(I believe that one reason Linux is much faster on the AES ciphers is that the version of OpenSSH that Linux uses has tuned assembly for AES and possibly uses Intel's AES instructions.)
In summary, through a combination of missing optimizations and missing ciphers and MACs, OmniOS's normal version of OpenSSH is leaving more than half the performance it could be getting on the table.
(The 'good' news for us is that we are doing all transfers from our old fileservers over 1G Ethernet, so OmniOS's ssh speeds are not going to be the limiting factor. The bad news is that our old fileservers have significantly slower CPUs and as a result max out at about 55 Mbytes/sec with arcfour (and interestingly, hmac-md5 is better than hmac-sha1 on them).)

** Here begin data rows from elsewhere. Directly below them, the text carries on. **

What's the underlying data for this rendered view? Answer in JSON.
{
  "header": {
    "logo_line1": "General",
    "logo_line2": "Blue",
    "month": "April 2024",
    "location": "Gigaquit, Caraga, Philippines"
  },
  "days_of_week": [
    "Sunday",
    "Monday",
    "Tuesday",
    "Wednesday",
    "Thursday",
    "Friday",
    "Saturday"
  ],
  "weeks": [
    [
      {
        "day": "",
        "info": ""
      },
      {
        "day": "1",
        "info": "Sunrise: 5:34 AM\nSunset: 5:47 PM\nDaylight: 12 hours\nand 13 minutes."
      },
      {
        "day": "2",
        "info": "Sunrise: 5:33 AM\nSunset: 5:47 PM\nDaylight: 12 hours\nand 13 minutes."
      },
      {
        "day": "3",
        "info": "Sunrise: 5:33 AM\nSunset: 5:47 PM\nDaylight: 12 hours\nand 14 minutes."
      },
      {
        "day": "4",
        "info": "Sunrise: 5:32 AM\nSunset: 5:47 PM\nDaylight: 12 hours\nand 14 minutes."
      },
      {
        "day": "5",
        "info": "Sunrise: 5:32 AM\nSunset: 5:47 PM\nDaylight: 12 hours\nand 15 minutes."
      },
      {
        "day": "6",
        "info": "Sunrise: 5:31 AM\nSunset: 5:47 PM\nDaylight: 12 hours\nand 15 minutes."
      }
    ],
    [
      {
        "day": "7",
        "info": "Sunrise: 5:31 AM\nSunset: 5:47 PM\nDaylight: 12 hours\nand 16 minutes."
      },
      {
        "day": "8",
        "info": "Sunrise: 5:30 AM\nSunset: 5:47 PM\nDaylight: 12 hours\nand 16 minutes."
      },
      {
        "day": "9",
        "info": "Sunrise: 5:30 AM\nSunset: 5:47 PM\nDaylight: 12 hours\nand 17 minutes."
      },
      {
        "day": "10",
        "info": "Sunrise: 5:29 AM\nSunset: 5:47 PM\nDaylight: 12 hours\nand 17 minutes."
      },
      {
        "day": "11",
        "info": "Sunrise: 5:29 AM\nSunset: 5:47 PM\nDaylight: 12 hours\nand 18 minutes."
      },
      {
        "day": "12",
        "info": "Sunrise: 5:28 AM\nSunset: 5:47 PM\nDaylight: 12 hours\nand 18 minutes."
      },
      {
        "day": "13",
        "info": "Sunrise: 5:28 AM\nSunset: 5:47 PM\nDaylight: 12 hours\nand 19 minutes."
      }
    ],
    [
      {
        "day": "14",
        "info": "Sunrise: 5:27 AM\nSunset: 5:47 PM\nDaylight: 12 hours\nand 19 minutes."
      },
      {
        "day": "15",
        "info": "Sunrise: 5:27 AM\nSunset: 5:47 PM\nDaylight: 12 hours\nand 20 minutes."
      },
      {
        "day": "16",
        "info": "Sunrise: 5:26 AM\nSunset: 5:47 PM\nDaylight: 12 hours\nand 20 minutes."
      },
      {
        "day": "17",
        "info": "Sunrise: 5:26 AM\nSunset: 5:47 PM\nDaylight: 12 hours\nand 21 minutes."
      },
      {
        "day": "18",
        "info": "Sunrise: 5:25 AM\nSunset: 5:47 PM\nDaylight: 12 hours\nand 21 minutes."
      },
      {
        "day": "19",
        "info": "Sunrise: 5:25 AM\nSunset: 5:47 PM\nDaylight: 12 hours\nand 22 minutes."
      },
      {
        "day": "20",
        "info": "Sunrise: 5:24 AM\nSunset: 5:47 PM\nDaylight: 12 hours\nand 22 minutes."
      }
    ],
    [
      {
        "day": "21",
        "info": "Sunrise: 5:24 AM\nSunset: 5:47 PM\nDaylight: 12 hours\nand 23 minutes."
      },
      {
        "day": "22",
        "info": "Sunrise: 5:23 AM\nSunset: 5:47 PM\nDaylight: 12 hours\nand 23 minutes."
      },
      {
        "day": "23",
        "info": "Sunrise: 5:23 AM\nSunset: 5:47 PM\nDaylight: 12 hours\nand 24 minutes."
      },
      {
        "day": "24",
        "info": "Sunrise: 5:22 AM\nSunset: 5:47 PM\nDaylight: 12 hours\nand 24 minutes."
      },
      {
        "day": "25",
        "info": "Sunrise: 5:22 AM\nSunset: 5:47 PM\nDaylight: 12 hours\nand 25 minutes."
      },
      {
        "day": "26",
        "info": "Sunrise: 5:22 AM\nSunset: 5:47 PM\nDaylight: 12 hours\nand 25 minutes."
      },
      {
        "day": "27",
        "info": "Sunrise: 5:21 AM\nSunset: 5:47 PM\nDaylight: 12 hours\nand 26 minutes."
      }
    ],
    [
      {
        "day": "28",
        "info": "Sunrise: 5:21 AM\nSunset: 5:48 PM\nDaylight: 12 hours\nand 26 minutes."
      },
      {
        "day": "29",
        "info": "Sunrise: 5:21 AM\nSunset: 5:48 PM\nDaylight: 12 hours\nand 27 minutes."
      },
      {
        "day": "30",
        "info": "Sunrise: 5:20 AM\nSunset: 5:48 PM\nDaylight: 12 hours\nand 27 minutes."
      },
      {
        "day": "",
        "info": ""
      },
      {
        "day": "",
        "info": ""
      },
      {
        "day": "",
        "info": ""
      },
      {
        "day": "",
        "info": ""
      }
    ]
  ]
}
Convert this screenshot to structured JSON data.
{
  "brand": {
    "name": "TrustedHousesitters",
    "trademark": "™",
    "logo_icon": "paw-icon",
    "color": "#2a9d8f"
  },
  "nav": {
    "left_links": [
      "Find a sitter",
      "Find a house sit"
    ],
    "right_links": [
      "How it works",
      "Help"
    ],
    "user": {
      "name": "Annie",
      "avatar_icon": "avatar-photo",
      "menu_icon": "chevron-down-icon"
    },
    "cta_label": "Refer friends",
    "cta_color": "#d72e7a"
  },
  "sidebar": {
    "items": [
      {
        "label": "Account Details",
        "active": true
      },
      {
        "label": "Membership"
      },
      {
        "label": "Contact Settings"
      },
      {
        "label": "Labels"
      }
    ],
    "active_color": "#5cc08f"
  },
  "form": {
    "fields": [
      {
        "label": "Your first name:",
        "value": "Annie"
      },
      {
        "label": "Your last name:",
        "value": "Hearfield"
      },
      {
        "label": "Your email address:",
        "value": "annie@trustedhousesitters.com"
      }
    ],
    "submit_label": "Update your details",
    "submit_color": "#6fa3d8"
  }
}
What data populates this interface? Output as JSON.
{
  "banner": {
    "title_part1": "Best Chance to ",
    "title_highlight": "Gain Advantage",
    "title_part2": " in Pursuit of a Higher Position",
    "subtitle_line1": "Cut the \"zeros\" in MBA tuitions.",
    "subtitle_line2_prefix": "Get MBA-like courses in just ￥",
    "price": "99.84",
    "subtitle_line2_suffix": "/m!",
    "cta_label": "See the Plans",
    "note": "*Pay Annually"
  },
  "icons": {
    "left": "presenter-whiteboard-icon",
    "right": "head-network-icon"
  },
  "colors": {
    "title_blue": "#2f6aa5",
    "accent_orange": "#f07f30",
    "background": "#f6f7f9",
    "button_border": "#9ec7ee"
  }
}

PS: If I thought that network performance was more of a limit than
disk performance for our ZFS transfers from old fileservers to the
new ones, I would investigate shuffling the data across the network
without using SSH. I currently haven't seen any sign that this is
the case; our '
zfs send | zfs recv' runs have all been slower
than this. Still, it's an option that I may experiment with (and
who knows, a slow network transfer may have been having knock-on